## ACTIVITY
Write back each entry precisely as it is given.

## TASK INPUTS
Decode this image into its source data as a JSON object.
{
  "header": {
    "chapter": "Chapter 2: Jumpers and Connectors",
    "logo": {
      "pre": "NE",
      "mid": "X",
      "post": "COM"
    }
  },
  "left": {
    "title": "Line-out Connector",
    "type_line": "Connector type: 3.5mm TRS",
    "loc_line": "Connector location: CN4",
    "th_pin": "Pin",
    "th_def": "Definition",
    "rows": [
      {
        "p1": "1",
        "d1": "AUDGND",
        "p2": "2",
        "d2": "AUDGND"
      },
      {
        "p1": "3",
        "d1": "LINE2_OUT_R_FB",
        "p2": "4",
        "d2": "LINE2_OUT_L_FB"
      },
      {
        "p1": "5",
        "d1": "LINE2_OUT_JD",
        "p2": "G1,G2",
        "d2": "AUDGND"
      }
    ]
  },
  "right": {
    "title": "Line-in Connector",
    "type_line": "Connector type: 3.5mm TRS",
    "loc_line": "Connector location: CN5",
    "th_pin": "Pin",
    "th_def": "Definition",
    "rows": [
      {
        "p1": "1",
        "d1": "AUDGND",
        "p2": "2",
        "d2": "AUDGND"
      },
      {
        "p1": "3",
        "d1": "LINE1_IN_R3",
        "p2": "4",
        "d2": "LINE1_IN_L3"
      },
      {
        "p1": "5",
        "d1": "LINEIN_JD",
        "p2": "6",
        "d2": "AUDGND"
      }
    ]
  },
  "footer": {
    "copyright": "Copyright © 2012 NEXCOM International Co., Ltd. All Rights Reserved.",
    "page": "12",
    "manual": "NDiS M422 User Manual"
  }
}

## EXERCISE RESULT
Decode this image into its source data as a JSON object.
{
  "header": {
    "chapter": "Chapter 2: Jumpers and Connectors",
    "logo": {
      "pre": "NE",
      "mid": "X",
      "post": "COM"
    }
  },
  "left": {
    "title": "Line-out Connector",
    "type_line": "Connector type: 3.5mm TRS",
    "loc_line": "Connector location: CN4",
    "th_pin": "Pin",
    "th_def": "Definition",
    "rows": [
      {
        "p1": "1",
        "d1": "AUDGND",
        "p2": "2",
        "d2": "AUDGND"
      },
      {
        "p1": "3",
        "d1": "LINE2_OUT_R_FB",
        "p2": "4",
        "d2": "LINE2_OUT_L_FB"
      },
      {
        "p1": "5",
        "d1": "LINE2_OUT_JD",
        "p2": "G1,G2",
        "d2": "AUDGND"
      }
    ]
  },
  "right": {
    "title": "Line-in Connector",
    "type_line": "Connector type: 3.5mm TRS",
    "loc_line": "Connector location: CN5",
    "th_pin": "Pin",
    "th_def": "Definition",
    "rows": [
      {
        "p1": "1",
        "d1": "AUDGND",
        "p2": "2",
        "d2": "AUDGND"
      },
      {
        "p1": "3",
        "d1": "LINE1_IN_R3",
        "p2": "4",
        "d2": "LINE1_IN_L3"
      },
      {
        "p1": "5",
        "d1": "LINEIN_JD",
        "p2": "6",
        "d2": "AUDGND"
      }
    ]
  },
  "footer": {
    "copyright": "Copyright © 2012 NEXCOM International Co., Ltd. All Rights Reserved.",
    "page": "12",
    "manual": "NDiS M422 User Manual"
  }
}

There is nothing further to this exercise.